While writing the book was something I had sworn to do as a promise to the one I lost, it was both blessing and bane. There were times when I laughed and times when I cried—just like my readers. As some of you know, many supernatural events happened as I finished the book. Parts of the book seemed written by someone other than me and while I was happy and relieved to finally write, ‘The end’, that was also painful. I had brought my daughter back to life while writing of her funny, wonderful life and in ending it; I lost her, yet again.
Now that I have marketed and sold the book for the past six months, I’ve been blessed with remarkable happenings. I knew the book would both entertain and move many people, but I had no idea to what extent. I have been pleased and amazed by the amount of letters, e-mails, and phone calls I get from readers. This book has been able to ease their pain, promise them hope, and comfort them in their own trials. I never saw that coming and it contines to astound me.

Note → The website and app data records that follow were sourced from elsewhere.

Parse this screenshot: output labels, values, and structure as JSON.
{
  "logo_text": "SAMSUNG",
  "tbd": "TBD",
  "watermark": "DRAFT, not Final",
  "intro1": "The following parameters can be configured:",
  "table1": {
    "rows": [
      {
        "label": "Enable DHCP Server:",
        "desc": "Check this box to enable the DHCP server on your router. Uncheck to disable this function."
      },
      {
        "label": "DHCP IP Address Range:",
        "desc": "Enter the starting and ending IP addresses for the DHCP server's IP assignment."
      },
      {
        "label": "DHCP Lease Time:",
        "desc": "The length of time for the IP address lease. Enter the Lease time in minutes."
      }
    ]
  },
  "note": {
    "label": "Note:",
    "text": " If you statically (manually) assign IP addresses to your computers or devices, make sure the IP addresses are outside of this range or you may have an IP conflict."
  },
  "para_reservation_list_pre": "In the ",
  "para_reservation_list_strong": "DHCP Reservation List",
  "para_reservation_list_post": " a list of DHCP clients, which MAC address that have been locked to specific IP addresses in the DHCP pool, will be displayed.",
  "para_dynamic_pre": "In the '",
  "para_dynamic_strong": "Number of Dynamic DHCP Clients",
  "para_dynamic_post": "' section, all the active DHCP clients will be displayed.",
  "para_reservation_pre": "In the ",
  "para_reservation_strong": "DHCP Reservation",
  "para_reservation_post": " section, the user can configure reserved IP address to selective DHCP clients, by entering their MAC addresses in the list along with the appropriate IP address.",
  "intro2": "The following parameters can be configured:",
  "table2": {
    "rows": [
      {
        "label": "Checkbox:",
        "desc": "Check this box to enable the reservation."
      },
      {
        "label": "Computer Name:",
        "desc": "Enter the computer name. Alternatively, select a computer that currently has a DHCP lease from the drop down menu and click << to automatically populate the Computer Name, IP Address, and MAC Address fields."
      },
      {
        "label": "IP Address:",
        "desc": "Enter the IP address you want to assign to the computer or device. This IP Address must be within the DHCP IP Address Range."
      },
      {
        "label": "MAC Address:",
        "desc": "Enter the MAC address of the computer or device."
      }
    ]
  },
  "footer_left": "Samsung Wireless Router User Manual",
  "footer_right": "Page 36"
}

I have boys, aged fifteen and up, to older men at eighty-six reading the book and finding something in it for them. I had imagined my audience would be strictly women with children, but that has not been the case. Teachers and librarians from her High School write me with their own remembrances of her, as well as her classmates and friends. Many, after reading the book go to her gravesite and leave flowers. Some of them e-mail with stories and experiences with Noelle that I never knew, and for that I am grateful. Again, I am overcome by these things. Some, having known her long ago, are torn between wanting to read the book and afraid to trust their emotions. What was started as a promise has become a fulfillment far beyond my wildest expectations. I could ask nothing greater than to have this book make a difference in the lives of those who read it. Knowing that some who read this book may become more aware of the dangers of drinking and driving, and more importantly, realize that life is made up of choices—choices which dictate life and death—inspires me to want to write more books. Having teenagers read the book is another blessing, as they realize that teenagers from 1959 to today are basically the same. I pray that they will, with help from this book, stop and take responsibily for the both their safety and the lives of others. As proud and humbled as I am from the reaction to . . . AND THE WHIPPOORWILL SANG, I believe that somewhere in another realm, Noelle is smiling.